As Tesco shoppers begin to enjoy instant discounts at the checkout thanks to its new Brand Guarantee, the decision to only compare branded products could alienate a significant proportion of them, new research carried out for The Grocer has suggested.
The Bridgethorne Shopper Index found a clear desire that own-label goods should be included in the scheme. Two-thirds (67%) of shoppers said they expected price-matching to cover all grocery items, whether branded or own label, with just 26.4% happy for the schemes to include only branded products. Just 6.4% said they felt own-label on its own would be best.
Tesco’s previous Price Promise initiative had compared both branded and own-label products. But when Brand Guarantee went live on 12 October, Tesco chief customer officer Robin Terrell said its customer research had found it was mainly brands shoppers wanted to compare.
With that change and Morrisons’ decision to convert Match & More into a more basic loyalty programme from Monday (2 November), the only retailer now to price-match on brands and own label will be Asda.
Overall, the research found a very high level of consumer awareness of the supermarkets’ price-matching activity, with 87% of respondents claiming to be familiar with the schemes. However, it is clear they have a stronger resonance with older shoppers. Almost all (96%) shoppers over 55 were aware of price-matching, compared with 77% of shoppers between 18 and 34.
“Our awareness of and engagement with supermarket loyalty cards and price-matching schemes is now a firmly entrenched aspect of shopper behaviour,” said Bridgethorne joint MD John Nevens.

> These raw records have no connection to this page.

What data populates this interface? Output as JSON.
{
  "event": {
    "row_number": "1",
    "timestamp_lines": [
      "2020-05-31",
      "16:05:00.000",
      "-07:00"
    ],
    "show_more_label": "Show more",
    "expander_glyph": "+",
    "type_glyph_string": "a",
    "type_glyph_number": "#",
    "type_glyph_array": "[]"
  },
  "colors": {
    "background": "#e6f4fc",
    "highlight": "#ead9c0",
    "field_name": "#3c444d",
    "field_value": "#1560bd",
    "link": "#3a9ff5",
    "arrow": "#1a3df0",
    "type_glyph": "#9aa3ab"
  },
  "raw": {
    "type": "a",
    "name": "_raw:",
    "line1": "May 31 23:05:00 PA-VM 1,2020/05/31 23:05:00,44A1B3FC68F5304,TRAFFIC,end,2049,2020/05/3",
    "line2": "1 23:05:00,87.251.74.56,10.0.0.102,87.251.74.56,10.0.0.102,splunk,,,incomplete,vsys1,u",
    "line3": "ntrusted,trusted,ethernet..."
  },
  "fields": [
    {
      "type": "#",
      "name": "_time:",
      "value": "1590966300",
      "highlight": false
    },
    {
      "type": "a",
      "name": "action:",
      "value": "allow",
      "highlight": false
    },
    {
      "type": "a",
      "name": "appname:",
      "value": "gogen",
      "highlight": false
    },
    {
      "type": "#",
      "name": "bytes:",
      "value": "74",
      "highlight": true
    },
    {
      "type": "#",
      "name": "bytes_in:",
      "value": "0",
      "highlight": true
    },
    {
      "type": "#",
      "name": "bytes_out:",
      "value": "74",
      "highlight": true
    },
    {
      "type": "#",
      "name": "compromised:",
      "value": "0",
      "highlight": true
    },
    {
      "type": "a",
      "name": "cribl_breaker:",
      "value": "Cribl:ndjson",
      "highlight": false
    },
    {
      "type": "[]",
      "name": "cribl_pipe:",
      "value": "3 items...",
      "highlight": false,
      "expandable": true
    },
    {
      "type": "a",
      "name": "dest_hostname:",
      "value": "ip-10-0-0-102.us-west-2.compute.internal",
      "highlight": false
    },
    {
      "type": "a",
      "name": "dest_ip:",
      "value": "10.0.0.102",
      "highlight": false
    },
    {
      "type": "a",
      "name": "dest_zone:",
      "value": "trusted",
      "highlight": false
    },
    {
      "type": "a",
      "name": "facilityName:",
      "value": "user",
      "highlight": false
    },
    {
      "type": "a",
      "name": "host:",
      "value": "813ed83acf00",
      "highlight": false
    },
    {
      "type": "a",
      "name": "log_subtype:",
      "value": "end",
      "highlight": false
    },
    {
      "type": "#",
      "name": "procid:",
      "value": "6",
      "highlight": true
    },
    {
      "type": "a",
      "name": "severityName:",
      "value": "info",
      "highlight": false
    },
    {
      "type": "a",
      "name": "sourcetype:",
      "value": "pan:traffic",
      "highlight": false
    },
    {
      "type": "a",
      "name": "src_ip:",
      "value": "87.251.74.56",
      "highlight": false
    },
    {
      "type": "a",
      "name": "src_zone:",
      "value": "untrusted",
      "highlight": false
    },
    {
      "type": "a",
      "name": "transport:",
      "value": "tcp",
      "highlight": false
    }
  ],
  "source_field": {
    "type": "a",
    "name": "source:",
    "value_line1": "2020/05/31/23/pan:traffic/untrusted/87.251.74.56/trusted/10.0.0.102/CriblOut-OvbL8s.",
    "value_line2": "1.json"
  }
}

“If you set these dynamics against a backdrop of an increasingly competitive sector, with the rise of the discounters, conventional loyalty schemes may become obsolete. The key for retailers seems to revolve not only around getting the value for money equation right but also engaging with the emerging younger, even more promiscuous shopper.”